The Gift

One of my favorite books is Lewis Hyde's The Gift, with its provocatively obscure subtitle, Imagination and The Erotic Life of Property. Cruising from economic theory to anthropology to literary criticism, it is one of those works that seem to explain everything, from the nature of artistic inspiration to usury to why Ezra Pound's poetry went south. One of its major theses, expressed a little too reductively here, is that a gift, to stay alive, needs to stay in motion. You give me the sacred Kula armshell and after a month I pass it on to someone else and after another month, they pass it on again. This is Hyde's model for how communities are formed, how social bonds take hold.

The Michener MFA program will be ten years old this fall. It was created by a twenty million dollar gift by James Michener. He was a complex man, both generous and impatient to see results. His goal was for the Michener Center to be the finest writing program in the country and he wanted it to happen fast. I remember him saying at a gathering at La Zona Rosa at the end of our very first year of existence, "I always wanted to support a talented writer, but I never could find one."

A decade later, things look very different. Browsing through Dutton's Bookstore in L.A. recently, I noticed that the books of our students now outnumber the books of Michener's on those shelves. Plays by the young writers who have passed through the Center are being produced in New York, Strasberg, and the warehouses of Austin. Films have been shot in Montana and Nova Scotia. The awards being won are the serious ones.
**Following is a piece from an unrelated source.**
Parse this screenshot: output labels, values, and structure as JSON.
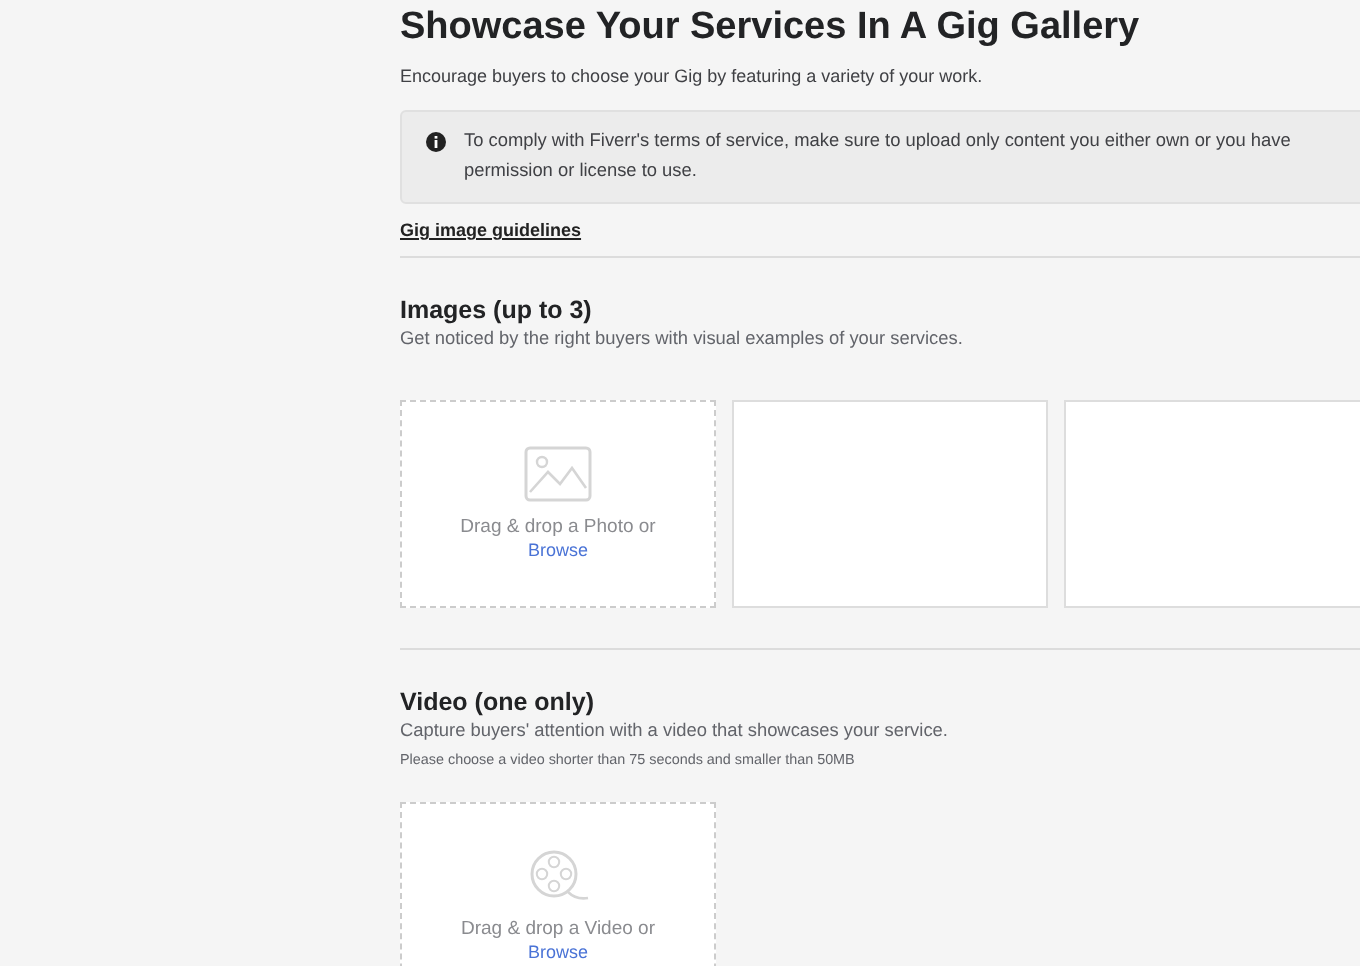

But even ten years isn't really long enough to gauge what the real impact of Michener's gift will be. I'd like to set aside for a moment the shower of accomplishments listed elsewhere in this newsletter and salute everyone who didn't win a major award this year, didn't get their novel published or haul in a major award. The work of some of the most gifted writers I've taught here has yet to see the light of day. It can be tortuous, working on without a glimmer of recognition in sight, and it can go for years. It takes a lot of guts to see these books through. I do know, however, speaking from very personal experience, that the most important writing you will do nearly always happens when no one is looking.

Let me end with two quotes, the first from Larry Kasdan, speaking to our students one afternoon. "The only ones in the game are the ones who didn't quit." The second is from Henry James, courtesy of Denis Johnson, who has it taped up over the doorway of his office at the Michener Center. " We work in the dark. We do what we can. We give what we have. Our doubt is our passion. Our passion is our task. The rest is the madness of art."